EXERCISE AIM: Output the entries word for word. Omit images.

Excerpts from an interface dataset:
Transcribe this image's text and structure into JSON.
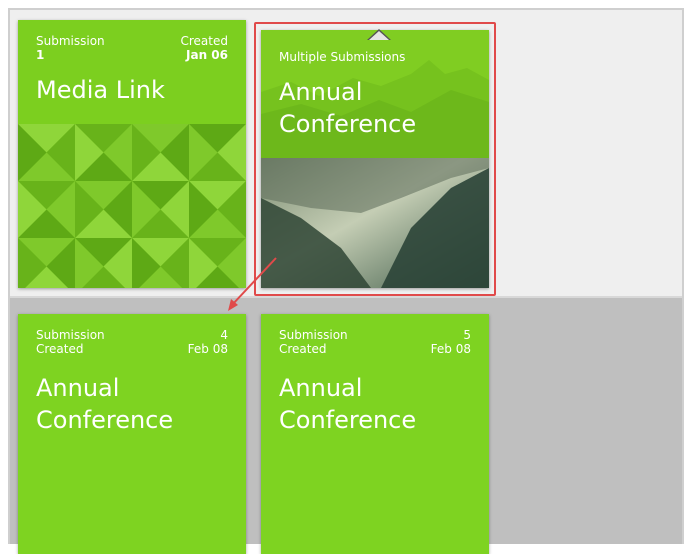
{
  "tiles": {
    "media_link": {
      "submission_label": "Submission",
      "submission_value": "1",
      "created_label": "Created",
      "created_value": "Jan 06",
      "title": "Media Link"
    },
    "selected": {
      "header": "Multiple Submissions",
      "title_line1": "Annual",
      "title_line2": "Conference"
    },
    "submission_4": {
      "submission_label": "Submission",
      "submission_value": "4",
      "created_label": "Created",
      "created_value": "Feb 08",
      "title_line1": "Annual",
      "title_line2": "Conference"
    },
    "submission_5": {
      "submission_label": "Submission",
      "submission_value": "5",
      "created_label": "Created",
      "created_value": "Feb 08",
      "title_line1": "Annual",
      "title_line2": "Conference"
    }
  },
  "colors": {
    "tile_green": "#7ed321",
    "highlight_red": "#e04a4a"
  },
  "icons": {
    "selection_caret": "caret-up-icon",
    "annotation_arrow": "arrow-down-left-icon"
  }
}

RESPONSE FOR THIS EXERCISE:
Transcribe this image's text and structure into JSON.
{
  "tiles": {
    "media_link": {
      "submission_label": "Submission",
      "submission_value": "1",
      "created_label": "Created",
      "created_value": "Jan 06",
      "title": "Media Link"
    },
    "selected": {
      "header": "Multiple Submissions",
      "title_line1": "Annual",
      "title_line2": "Conference"
    },
    "submission_4": {
      "submission_label": "Submission",
      "submission_value": "4",
      "created_label": "Created",
      "created_value": "Feb 08",
      "title_line1": "Annual",
      "title_line2": "Conference"
    },
    "submission_5": {
      "submission_label": "Submission",
      "submission_value": "5",
      "created_label": "Created",
      "created_value": "Feb 08",
      "title_line1": "Annual",
      "title_line2": "Conference"
    }
  },
  "colors": {
    "tile_green": "#7ed321",
    "highlight_red": "#e04a4a"
  },
  "icons": {
    "selection_caret": "caret-up-icon",
    "annotation_arrow": "arrow-down-left-icon"
  }
}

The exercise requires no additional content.